BHGH reopened in August 2020 for preparation of the current school year. 

All the scholars are attending school virtually with a new study space set up in the basement of the home campus located in Richmond Heights, Missouri, including a desk for each scholar 6 feet apart and a cafeteria set up for lunch breaks. 

The dorm rooms were fitted with a curtain dividing the room in half, giving the scholars a sense of privacy while maintaining COVID compliance. 

While day-to-day life may look a little different, the mission has not changed.

Jan Wacker, director of development, has spent the past 11 years making personal connections with each of the scholars.  

“Miguel, Karl, Justyce, Sidnei, all names of real people, real scholars who are being given opportunities. Opportunities is what BHGHSTL is all about,” Wacker said in an email. “Providing our scholars who are motivated (but still goofy teens at times) the environment and opportunities to thrive in the face of obstacles, to adapt to an ever-changing world, generates a positive ripple effect in their families, their future workplaces and in the community they choose to live in someday. Our scholars inspire me daily as they strive to reach lofty goals. Goals made possible through the Boys Hope Girls Hope St. Louis Program.”

Julie Newman has worked with BHGH as the business manager for the past 12 years, and is currently the longest-standing employee. Watching firsthand the opportunities given to each individual who comes through the door is what Newman feels the program is all about.

“The mission of BHGH is important to me because it gives smart kids a place to call home if their living arrangements are not ideal,” Newman said in an email. “I’ve watched numerous young men and women grow up at BHGH and go on to be productive valuable citizens who often return to give back.”

Throughout the years, alumni of the program have gone on to excellent colleges and universities across the country, including MBU. If you are looking for a wonderful service opportunity, BHGH is always looking for dedicated volunteers who can help with tutoring, meal prep or fundraising initiatives.

You can sign up on the office website, or by calling (314) 776-9406 to speak to Terry Sibbitts, the community relations manager.


By Erin Dunnegan

Erin Dunnegan is a contributing writer for MBU Timeline. She is a public relations major at Missouri Baptist University and currently interns at Boys Hope Girls Hope of St. Louis.

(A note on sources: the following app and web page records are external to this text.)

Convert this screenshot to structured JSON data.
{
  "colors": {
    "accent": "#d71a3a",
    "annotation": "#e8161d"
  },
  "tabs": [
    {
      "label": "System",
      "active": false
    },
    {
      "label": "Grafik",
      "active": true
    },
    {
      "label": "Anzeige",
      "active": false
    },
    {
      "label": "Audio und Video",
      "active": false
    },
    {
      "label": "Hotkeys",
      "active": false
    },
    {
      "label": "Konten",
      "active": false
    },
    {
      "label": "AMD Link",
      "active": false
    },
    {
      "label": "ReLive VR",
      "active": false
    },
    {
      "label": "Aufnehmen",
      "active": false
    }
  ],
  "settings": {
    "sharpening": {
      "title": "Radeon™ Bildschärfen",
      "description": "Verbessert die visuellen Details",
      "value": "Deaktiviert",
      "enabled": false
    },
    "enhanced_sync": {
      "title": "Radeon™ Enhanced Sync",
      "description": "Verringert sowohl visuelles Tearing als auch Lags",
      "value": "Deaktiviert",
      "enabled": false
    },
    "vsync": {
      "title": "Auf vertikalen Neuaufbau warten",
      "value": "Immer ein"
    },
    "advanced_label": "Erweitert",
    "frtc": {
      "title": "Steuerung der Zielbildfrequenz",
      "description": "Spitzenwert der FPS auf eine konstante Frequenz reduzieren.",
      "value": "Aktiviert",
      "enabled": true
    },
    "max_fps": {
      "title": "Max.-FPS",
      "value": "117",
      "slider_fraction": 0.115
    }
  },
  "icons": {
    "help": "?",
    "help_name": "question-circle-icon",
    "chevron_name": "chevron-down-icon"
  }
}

Dunnegan is a lover of music and all things Disney. After graduation, she hopes to grow her craft helping a local nonprofit in her home city of St. Louis.